Irregular eating patterns can disrupt brain networks involved in energy regulation and hunger signals. Food insecurity is not restricted to families in poverty. Nationally, about 40 percent of poor families are food-insecure, but many poor families avoid food insecurity through the assistance of safety net programs, charitable organizations, and other resources not included in the federal poverty measure.
At the same time, many food-insecure families have incomes well above the poverty line. Low-income families—families with incomes above poverty but below percent of the poverty line—face many of the same difficulties that poor families face, including food insecurity. Moreover, their higher incomes may make them ineligible for many forms of assistance that are available to families in poverty.
Children in food-insecure families are likely to have unhealthy diets and inconsistent eating habits, placing them at risk for cognitive impairment, obesity, and other long-term problems. Effects of prenatal protein malnutrition on the hippocampal formation. Neuroscience and Biobehavioral Reviews. Household food insecurity is a risk factor for iron-deficiency anaemia in a multi-ethnic, low-income sample of infants and toddlers.
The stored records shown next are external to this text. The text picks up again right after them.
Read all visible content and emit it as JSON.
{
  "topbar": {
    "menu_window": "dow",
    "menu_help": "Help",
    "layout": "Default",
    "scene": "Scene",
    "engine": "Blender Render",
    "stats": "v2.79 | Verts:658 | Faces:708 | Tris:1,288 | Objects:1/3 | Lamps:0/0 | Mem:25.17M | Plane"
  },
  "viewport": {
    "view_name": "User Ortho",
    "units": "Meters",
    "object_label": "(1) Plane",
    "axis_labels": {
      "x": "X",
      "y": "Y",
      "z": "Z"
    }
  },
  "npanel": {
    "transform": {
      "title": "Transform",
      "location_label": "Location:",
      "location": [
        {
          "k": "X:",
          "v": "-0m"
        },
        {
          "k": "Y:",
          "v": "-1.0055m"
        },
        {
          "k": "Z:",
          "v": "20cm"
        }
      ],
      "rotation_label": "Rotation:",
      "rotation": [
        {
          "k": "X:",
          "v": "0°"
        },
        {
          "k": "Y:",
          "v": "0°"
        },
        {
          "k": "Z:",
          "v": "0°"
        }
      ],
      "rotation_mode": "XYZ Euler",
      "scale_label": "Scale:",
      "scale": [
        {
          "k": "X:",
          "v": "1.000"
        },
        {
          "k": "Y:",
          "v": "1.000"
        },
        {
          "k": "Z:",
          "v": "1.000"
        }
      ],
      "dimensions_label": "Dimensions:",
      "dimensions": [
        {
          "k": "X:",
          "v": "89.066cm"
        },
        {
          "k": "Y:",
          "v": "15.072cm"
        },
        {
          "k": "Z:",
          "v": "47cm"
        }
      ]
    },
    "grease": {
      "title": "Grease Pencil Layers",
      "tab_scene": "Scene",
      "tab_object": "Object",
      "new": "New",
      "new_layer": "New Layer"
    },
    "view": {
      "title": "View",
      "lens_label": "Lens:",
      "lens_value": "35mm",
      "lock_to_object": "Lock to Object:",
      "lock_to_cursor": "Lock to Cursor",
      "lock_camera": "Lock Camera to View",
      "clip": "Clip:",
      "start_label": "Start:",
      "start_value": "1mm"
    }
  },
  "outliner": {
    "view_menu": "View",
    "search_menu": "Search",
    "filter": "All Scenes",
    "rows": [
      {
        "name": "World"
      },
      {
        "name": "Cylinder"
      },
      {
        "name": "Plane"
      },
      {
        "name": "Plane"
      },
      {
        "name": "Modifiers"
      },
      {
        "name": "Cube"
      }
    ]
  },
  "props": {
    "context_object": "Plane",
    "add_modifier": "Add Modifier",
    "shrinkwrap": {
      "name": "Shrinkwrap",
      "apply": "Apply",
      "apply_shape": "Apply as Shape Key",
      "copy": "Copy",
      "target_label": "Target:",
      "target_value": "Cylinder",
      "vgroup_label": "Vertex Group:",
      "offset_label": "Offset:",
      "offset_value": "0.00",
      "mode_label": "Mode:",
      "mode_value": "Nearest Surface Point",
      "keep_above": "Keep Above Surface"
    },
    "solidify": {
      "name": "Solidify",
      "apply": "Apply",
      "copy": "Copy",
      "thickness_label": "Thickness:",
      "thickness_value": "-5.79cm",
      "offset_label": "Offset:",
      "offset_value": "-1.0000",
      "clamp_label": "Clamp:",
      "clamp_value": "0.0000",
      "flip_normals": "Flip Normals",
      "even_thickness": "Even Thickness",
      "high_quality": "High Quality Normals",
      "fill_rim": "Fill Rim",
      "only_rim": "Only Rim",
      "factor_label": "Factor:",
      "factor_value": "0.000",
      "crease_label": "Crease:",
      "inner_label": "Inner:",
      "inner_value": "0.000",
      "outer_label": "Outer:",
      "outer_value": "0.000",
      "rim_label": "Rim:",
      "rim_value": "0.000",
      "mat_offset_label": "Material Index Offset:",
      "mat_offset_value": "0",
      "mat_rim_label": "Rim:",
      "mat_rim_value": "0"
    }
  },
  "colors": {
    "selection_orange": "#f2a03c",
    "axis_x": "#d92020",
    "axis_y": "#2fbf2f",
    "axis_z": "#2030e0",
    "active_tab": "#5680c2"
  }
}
Understanding the role of nutrition in the brain and behavioral development of toddlers and preschool children: